There’s never been a game like No Man’s Sky before, and there might never be a game like it again. But it’s important to remember that, despite all of the hype and expectations, No Man’s Sky is still just that: a game.
It’s not the future of entertainment, it’s not the culmination of decades of game development and it’s not going to change your life. It’s a game. But it’s also different than any other game before it — subtly so in some ways, drastically so in others.
Although I’ve only spent around 8-10 hours with the game (half pre-patch, half post-patch), I’m going to do my best to explain what exactly No Man’s Sky is, and why it’s such a hard game to classify or define.
When you boot up No Man’s Sky for the first time, you’ll find yourself stranded on a mysterious planet, standing in front of a broken down ship. Your first objective is to repair the ship and get it flying again, but after a few minutes of hunting down minerals, you’ll notice that your life support meter has begun to dwindle. If you don’t find an isotope to refill it, your suit’s life support system will eventually fail, and you’ll lose all of your health and die.
Although No Man’s Sky is about exploration, survival is the backbone of the game. Whether it’s your ship or your suit or your multi-tool, everything has to be constantly monitored and refueled. This was far more tedious before the update, as the inventory was smaller and the meters depleted faster, but it’s still something you have to be mindful of at all times, even when you’re idle.
If you sit your controller down and walk away, even on a peaceful planet with an agreeable atmosphere, you will eventually die, regardless of whether or not you’re attacked by a hostile creature. I only harp on this point because I wasn’t expecting it when I jumped in, even after playing a preview earlier this year.
Once you get into a rhythm, these survival mechanics become somewhat second nature. You’ll know to have some Carbon and some Plutonium on you at all times to keep your life support up and your Launch Thruster fueled. You’ll know to keep Titanium or Iron on your ship to recharge your shield in case you’re attacked by space pirates while transporting valuable minerals.
In time, it all will come naturally. But you might not enjoy doing it.
I’ve struggled with this over the past several days, but no matter how much fun I have with the game or how many wild discoveries I make as I travel between planets, I already feel like I’ve seen a majority of what the game has to offer. Before you sound off in the comments, let me explain myself.
Although I’m sure this will change as I progress further, the vast majority of my time has been spent collecting minerals and selling them on the market. Your suit, your ship and your multi-tool all have a certain amount of slots, which can be used to either store minerals or add upgrades. But not both. My ship, for example, has only 15 slots, so I have to choose carefully.
If I want a ship with upgraded weapons and stronger shields and more effective tools, I can either sacrifice valuable storage space or I can upgrade to a bigger ship. Now, there’s a chance I’ll find a bigger ship on my travels, stranded on a planet’s surface, but I could also just pay a million units for an NPC’s ship with 25+ slots at the system’s local space station.

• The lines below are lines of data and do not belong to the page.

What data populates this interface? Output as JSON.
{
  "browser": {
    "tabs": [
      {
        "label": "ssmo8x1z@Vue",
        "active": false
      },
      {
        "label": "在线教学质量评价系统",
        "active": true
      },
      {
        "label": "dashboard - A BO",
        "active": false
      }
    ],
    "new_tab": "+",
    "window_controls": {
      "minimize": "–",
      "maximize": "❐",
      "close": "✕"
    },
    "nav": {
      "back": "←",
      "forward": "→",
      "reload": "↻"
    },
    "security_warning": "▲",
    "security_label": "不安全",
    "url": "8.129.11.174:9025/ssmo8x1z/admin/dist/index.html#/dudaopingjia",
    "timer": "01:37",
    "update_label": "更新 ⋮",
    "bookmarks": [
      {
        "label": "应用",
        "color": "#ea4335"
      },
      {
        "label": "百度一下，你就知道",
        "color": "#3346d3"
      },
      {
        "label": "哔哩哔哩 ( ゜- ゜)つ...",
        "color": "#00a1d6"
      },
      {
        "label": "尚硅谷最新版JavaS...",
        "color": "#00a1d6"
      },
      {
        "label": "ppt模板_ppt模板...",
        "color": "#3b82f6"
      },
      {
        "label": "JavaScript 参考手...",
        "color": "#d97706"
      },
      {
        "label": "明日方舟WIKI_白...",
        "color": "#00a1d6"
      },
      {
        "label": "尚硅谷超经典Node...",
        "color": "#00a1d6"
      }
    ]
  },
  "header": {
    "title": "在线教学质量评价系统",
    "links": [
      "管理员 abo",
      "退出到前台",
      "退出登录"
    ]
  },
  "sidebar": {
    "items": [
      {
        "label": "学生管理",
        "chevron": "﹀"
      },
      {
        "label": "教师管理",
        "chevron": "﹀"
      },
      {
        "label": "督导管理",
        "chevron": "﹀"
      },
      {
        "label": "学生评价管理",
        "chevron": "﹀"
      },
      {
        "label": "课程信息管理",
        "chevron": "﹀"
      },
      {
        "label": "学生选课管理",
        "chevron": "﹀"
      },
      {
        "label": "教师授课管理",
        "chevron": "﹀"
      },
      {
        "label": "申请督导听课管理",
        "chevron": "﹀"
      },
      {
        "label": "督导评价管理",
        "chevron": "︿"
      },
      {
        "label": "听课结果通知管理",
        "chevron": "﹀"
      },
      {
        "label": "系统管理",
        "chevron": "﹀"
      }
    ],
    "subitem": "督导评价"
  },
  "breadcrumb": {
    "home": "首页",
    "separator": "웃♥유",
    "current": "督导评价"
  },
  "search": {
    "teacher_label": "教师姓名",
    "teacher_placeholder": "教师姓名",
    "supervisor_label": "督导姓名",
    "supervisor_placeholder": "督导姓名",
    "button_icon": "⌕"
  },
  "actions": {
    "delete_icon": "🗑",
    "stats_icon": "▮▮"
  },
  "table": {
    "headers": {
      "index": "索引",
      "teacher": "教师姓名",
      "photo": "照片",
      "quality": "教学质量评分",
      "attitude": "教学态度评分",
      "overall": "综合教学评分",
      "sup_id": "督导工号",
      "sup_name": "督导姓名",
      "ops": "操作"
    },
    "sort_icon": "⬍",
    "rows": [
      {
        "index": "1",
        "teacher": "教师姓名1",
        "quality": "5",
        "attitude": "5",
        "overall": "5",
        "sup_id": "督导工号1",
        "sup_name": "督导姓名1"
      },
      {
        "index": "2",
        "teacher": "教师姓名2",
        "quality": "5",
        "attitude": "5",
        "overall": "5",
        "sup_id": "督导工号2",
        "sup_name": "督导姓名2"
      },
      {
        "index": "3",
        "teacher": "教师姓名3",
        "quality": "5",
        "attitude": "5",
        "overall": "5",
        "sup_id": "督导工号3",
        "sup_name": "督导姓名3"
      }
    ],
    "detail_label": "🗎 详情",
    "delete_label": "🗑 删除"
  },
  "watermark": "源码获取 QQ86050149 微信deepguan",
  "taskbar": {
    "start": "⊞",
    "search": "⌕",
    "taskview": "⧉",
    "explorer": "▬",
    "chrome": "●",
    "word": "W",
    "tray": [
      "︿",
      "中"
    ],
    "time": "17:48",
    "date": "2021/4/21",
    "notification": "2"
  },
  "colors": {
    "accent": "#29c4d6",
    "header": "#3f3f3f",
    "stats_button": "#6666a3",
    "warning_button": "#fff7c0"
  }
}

Although plenty of gamers will find a healthy balance between improving their equipment and leisurely exploring the universe, I’m not that player. I love the diversity of the planets, I love journeying from one outpost to the next and I’m weirdly obsessed with learning as many languages as I can, but every time I fill up my inventory or have to hightail it out of a dogfight where I’m hopelessly outmatched, I feel pressured to start “making real progress” again.
This might be more of a personality flaw than it is a design flaw, but I imagine this can be a tricky balance for many players (as many players have expressed similar concerns in their own early impressions pieces).
So when I say I’ve seen what the game has to offer, I mean that I understand the gameplay loop that I’ve settled into. I will certainly adapt as new mechanics come into play and as I become a force to be reckoned with, but it only takes a few hours to find a play style that you’re comfortable with.
But that’s not a bad thing!
As I sit here typing this, all I can think about is the planets I’ve visited and my journey up to this point. There’s something undeniably engrossing about a game of infinite size and scope, and whether or not it can hold my interest for months to come is irrelevant at this point. I want to “live” in that gameplay loop I’ve discovered, even if it’s not as exciting or explosive as a Call of Duty campaign or a Rocket League match. No Man’s Sky is the ultimate video game comfort food.
I’ll have some more in-depth impressions of the game in the coming days and weeks, but I hope that this piece puts everything else I write about it into context. No Man’s Sky might not be the future of gaming, but it’s definitely defining the present.